Exercise material START
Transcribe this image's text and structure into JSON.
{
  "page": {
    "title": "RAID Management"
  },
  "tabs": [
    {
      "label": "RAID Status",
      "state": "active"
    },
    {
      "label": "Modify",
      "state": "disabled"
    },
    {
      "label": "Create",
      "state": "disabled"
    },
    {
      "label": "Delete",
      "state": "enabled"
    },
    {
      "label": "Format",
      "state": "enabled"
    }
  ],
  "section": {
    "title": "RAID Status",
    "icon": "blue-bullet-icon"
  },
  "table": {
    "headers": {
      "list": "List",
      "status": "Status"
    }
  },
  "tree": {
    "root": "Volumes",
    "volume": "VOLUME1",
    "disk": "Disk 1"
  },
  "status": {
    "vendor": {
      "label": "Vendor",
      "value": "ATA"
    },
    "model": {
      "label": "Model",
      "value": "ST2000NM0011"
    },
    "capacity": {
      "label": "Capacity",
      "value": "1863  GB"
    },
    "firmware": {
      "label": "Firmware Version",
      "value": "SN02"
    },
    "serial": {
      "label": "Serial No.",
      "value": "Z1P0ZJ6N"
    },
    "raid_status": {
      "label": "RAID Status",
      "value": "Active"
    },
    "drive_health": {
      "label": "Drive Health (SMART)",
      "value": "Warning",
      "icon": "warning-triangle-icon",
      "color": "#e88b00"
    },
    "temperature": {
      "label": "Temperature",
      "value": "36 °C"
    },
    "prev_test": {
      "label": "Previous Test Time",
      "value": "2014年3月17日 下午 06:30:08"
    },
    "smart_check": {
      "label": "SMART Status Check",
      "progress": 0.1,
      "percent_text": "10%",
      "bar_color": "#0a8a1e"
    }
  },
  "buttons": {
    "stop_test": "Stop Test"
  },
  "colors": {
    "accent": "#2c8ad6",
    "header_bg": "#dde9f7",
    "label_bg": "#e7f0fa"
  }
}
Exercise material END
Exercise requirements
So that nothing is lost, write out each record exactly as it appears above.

Result for this task
Transcribe this image's text and structure into JSON.
{
  "page": {
    "title": "RAID Management"
  },
  "tabs": [
    {
      "label": "RAID Status",
      "state": "active"
    },
    {
      "label": "Modify",
      "state": "disabled"
    },
    {
      "label": "Create",
      "state": "disabled"
    },
    {
      "label": "Delete",
      "state": "enabled"
    },
    {
      "label": "Format",
      "state": "enabled"
    }
  ],
  "section": {
    "title": "RAID Status",
    "icon": "blue-bullet-icon"
  },
  "table": {
    "headers": {
      "list": "List",
      "status": "Status"
    }
  },
  "tree": {
    "root": "Volumes",
    "volume": "VOLUME1",
    "disk": "Disk 1"
  },
  "status": {
    "vendor": {
      "label": "Vendor",
      "value": "ATA"
    },
    "model": {
      "label": "Model",
      "value": "ST2000NM0011"
    },
    "capacity": {
      "label": "Capacity",
      "value": "1863  GB"
    },
    "firmware": {
      "label": "Firmware Version",
      "value": "SN02"
    },
    "serial": {
      "label": "Serial No.",
      "value": "Z1P0ZJ6N"
    },
    "raid_status": {
      "label": "RAID Status",
      "value": "Active"
    },
    "drive_health": {
      "label": "Drive Health (SMART)",
      "value": "Warning",
      "icon": "warning-triangle-icon",
      "color": "#e88b00"
    },
    "temperature": {
      "label": "Temperature",
      "value": "36 °C"
    },
    "prev_test": {
      "label": "Previous Test Time",
      "value": "2014年3月17日 下午 06:30:08"
    },
    "smart_check": {
      "label": "SMART Status Check",
      "progress": 0.1,
      "percent_text": "10%",
      "bar_color": "#0a8a1e"
    }
  },
  "buttons": {
    "stop_test": "Stop Test"
  },
  "colors": {
    "accent": "#2c8ad6",
    "header_bg": "#dde9f7",
    "label_bg": "#e7f0fa"
  }
}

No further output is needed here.